I had a business lunch this past week with my friend, Phil Robertson (Phil@PJRobertson.com), who is an incredible marketing consultant. I always learn SO MUCH at a business lunch – especially when I’m talking to an expert in their field!
Phil and I were talking about a recent casino promotion. As a marketing expert, Phil could easily see why this particular promotion was a failure. As a former advertising sales executive I, too, could see the obvious flaw. Had I sold this casino their advertising to promote this event, I would have been mortified – as I’m sure the “Monday Morning Reconciliation” would have indicted the promotion was a failure. So, what caused the failure of what SHOULD HAVE BEEN an incredible promotion? My guess is it all came down to one employee with bad judgment.
Phil joined a slot club at a casino near his home. If you’ve ever joined a slot club, you know that the casinos in Nevada offer gifts as incentives to get you into their casino in the hopes that you will play. If a gift costs them a dollar or two – or even twenty dollars, and the average player drops $10, $20, or $200 on their way to pick up their “Free” gift, then guess who the REAL winner is! The casino – of COURSE!
It wasn’t long before Phil discovered that this particular casino’s slot club offered some incredible, upscale gifts to their members. And, while those of us who live in Las Vegas are less enamored with casino-logo’d casual wear, t-shirts, six-pack coolers and such, our friends and family from across the country are MUCH LESS jaded about such items.
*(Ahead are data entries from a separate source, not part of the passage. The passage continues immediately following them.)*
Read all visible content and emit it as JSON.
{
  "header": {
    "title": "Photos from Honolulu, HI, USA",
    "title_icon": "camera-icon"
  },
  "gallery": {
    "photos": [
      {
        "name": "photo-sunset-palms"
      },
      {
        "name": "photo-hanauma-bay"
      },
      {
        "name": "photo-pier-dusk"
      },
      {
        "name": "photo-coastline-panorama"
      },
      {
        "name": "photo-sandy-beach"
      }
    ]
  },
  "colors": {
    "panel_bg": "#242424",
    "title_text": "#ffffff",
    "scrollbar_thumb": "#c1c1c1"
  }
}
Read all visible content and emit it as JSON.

As it turns out, my friends and family, as well as Phil’s, absolutely ADORE watches that say “Boyd Gaming,” T-shirts from Stations Casinos, golf shirts from local courses, and baseball caps that feature casino logos.
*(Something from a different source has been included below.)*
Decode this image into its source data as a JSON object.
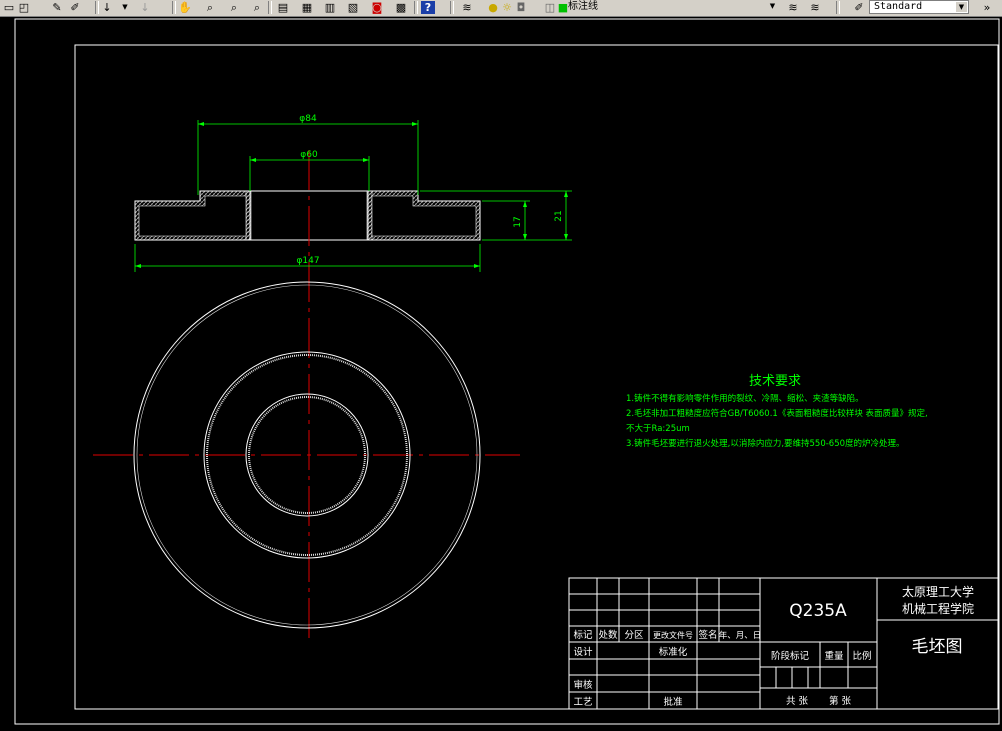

Phil got a notice this past week that this slot club was giving away CROCK POTS on Friday night at 6PM. Smart – as they were looking to create some traffic and excitement in their casino on a Friday evening. He didn’t have a crock pot so he thought it would be worth it to swing by on Friday night to pick up his free gift.
Since Phil knows a lot about marketing, it was easy for him to see the situation (and what was wrong with it!) clearly. Rather than have the customers walk through the casino to claim their gifts – and hopefully gamble a bit while they were there – the casino had the big boxes of crock pots set up in a room right at the Valet entrance.
Phil said people were coming in, getting their crock pots, and promptly leaving – with their gifts. The valet is not even on the same floor as the casino! NO ONE WAS STOPPING TO GAMBLE! Why would they – when it would take extra effort to even visit the casino? Apparently, the casino employees in charge of this promotion were offering to hold your crock pot while you went to the casino; they could give you a claim check to assure you your crock pot would still be there when you were ready to leave…but none of the “players” were interested. This casino made it SO EASY for the players to pick up their gift and be home in time to watch Jeopardy! 🙂
They should have had the crock pot giveaway on the casino floor. People would then be more likely to gamble, thereby making the casino’s cost for the crock pots justified. The gambling wins would outweigh the expense of the promotion. So – where did this promotion break down?
My guess is that ONE executive at the resort probably balked at the thought of schlepping all those heavy crock pots down to the casino, and thought how easy it would be to hand them out from the valet location. The whole purpose of the giveaway was to drive traffic to the casino – and it failed miserably!
Look at your business closely and make sure that whatever you decide to do to promote it will be executed perfectly. Don’t waste your precious resources by allowing one bad decision to ruin your well-laid plans. Where was the management? Where was the marketing genius who thought up this promotion? Poor executive – he or she will have to defend the expense and might never know WHY the promotion failed to generate casino revenue.